It is easy to see how investing in an apartment building with 200+ units would offer many advantages over managing even a fraction of that many single-family homes. 

To learn more about how to invest in high-quality, conservative multifamily real estate, schedule a time to speak with a member of the 37th Parallel Properties team. 

Short-Term Rentals (Vacation Homes, Airbnb, etc.)

When I began the resident-occupied real estate section, I said there are two main categories for generating real estate income – residential homes and multifamily apartments. That statement is true. However, there is a minor third category that I’ll label as other. 

This category includes income from trailer parks and short-term home rentals like renting a vacation home or having an Airbnb. Renting all or part of your primary residence can be profitable, but it involves mixing your investments with your personal life. 

For me, it’s not worth it. But if you decide to go that route, get professional advice on section 121 of the tax code. The IRS allows you to exclude gains from the sale of a private residence up to $250,000 for a single individual or $500,000 for a married couple. 

The kicker is that you must live in that home for two of the last five years. Depending on the time you rent the property, there are scenarios in which you could lose this significant tax break. If that happens, you might want to consider a 1031 Exchange

Commercial Real Estate Income

As discussed earlier, the leading commercial real estate property types are office, retail, industrial, and hospitality. While these property types may be more volatile than multifamily, many people derive real estate income from investing in these properties. 

It’s essential to be aware that many of these commercial property types are under assault from growing e-commerce (retail), the work-from-home trend (office), and Covid-19 (hospitality). For more information about these challenges, see the articles below.   

What the Decline of Brick and Mortar Sales Means for Retail Marketing

Large Offices in Major US Cities are the Most at Risk in CRE

Face of Hospitality in the Post-Covid World

Raw Land Investments

Raw land investing is highly speculative. In some ways, it’s similar to gambling. And it’s not easy to derive real estate income from land. Growth can be hampered by recessions, high-interest rate environments, onerous public policy, environmental concerns, and many other things. 

Hold periods for land can be significant, and your cash is tied up in a very illiquid investment that still has property taxes coming due each year.

Unfortunately, land is not depreciable, so there typically isn’t a way to defer those taxes either. Some people look for ways to rent the land for income while they wait to be bought out by developers. 

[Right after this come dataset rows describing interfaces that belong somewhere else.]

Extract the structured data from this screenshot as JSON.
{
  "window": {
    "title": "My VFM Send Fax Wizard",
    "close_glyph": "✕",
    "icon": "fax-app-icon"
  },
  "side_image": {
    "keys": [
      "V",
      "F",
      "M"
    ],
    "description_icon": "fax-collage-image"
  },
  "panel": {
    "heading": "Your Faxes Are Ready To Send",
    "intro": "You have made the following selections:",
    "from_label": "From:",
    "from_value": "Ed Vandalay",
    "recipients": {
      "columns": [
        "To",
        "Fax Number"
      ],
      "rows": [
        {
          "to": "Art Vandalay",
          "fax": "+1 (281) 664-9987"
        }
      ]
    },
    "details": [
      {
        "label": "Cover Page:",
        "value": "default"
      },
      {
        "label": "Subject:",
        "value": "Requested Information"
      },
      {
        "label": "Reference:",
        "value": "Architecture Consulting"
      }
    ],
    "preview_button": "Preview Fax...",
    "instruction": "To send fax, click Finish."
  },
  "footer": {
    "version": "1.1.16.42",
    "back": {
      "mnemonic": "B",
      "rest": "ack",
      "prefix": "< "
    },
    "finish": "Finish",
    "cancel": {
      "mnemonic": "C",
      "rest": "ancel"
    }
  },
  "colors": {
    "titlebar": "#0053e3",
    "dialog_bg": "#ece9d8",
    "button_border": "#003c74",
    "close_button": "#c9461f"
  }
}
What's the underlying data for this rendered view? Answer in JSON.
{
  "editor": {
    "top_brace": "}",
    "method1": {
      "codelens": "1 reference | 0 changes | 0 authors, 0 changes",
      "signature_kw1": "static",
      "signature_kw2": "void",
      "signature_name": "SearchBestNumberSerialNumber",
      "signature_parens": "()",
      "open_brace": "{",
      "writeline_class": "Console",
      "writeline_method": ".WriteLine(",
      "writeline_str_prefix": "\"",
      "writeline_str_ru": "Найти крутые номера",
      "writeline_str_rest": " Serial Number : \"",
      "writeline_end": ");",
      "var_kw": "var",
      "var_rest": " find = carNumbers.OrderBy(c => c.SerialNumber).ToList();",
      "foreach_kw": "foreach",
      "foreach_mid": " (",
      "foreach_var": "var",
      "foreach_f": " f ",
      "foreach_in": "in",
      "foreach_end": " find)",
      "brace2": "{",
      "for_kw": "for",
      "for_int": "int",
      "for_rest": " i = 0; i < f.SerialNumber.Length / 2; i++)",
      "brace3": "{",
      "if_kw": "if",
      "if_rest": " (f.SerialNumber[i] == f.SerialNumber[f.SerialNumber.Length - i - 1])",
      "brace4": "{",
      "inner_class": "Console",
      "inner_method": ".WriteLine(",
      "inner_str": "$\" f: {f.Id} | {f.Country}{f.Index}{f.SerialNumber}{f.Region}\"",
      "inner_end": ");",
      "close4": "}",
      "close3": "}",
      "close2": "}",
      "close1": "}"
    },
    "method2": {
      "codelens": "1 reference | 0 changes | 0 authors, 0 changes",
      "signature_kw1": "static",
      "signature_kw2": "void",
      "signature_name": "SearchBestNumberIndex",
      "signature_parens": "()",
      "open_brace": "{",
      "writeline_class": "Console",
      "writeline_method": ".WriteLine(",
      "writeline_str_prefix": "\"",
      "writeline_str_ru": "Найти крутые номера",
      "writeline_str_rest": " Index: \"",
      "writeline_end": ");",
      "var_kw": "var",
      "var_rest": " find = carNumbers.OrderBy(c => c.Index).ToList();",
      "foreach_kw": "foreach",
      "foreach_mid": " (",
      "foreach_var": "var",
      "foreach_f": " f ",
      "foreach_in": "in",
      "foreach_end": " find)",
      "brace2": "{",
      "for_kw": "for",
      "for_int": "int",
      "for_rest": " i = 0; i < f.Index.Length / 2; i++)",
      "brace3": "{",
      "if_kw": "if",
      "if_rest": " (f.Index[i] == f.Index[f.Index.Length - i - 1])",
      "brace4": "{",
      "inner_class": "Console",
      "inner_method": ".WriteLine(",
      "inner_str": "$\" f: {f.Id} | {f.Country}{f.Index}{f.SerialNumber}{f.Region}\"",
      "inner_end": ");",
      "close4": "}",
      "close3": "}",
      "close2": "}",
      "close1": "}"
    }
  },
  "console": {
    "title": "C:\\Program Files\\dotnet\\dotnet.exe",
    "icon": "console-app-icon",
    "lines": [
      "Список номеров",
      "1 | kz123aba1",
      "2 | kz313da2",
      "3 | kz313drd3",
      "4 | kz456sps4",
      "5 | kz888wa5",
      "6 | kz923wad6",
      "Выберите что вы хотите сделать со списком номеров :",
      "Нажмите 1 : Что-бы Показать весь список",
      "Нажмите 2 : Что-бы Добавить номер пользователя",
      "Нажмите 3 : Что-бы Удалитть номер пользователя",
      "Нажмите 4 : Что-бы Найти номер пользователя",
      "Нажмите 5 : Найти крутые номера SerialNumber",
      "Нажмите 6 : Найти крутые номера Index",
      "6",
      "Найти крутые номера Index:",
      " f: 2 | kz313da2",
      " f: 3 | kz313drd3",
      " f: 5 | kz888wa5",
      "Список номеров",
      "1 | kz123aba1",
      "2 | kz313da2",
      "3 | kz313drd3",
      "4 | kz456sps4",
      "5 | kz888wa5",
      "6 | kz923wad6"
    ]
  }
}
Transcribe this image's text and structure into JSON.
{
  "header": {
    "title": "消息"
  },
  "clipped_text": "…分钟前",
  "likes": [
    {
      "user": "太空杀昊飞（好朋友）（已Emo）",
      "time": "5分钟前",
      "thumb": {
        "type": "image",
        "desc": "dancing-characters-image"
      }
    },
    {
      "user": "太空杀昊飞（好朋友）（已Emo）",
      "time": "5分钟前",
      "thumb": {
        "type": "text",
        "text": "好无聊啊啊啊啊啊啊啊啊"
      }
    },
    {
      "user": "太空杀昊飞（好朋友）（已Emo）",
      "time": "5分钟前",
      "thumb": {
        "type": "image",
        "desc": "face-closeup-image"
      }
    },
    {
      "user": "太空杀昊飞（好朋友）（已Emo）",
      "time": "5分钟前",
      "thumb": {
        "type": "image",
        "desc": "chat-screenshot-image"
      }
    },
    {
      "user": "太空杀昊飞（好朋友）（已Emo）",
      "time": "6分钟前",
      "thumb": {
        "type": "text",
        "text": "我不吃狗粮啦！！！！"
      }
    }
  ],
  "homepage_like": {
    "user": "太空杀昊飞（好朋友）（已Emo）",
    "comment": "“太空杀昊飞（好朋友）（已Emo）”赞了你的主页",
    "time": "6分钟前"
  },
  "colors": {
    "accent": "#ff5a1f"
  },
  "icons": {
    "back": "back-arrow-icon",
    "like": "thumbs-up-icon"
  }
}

Additional Real Estate Opportunities for Income

I have noticed two common misconceptions while working in the real estate industry over the last twenty years. 

First, some people consider their primary residence a real estate investment. A person’s home is more accurately categorized as a personal asset rather than an income-generating property. 

Second, some people believe that REITs are direct investments in real estate. Therefore, I’d like to discuss REITs further in the next section.

REITs (Real Estate Investment Trusts)

An investment in a REIT is an investment in a company that owns real estate. Public REITs trade on the stock exchange, and when you invest in them, you invest in stock. 

It’s a stock market investment in the sector of real estate. It is not the same as purchasing direct real estate and receiving income from the tenants of that property. 

Consequently, the investor does not get the tax advantages of physical real estate. Like most stocks, REITs are highly volatile and correlate closer with the stock market than direct real estate. 

Now what I didn’t say is that REITs are bad investments. There can be many reasons why someone would want to invest in a REIT. But direct real estate is superior to a REIT if you’re looking for tax efficiency or diversification from a stock-heavy portfolio. 

How can we help?

Whether you’re an experienced investor or new to direct multifamily investing, we’re here to help.

We look forward to hearing from you.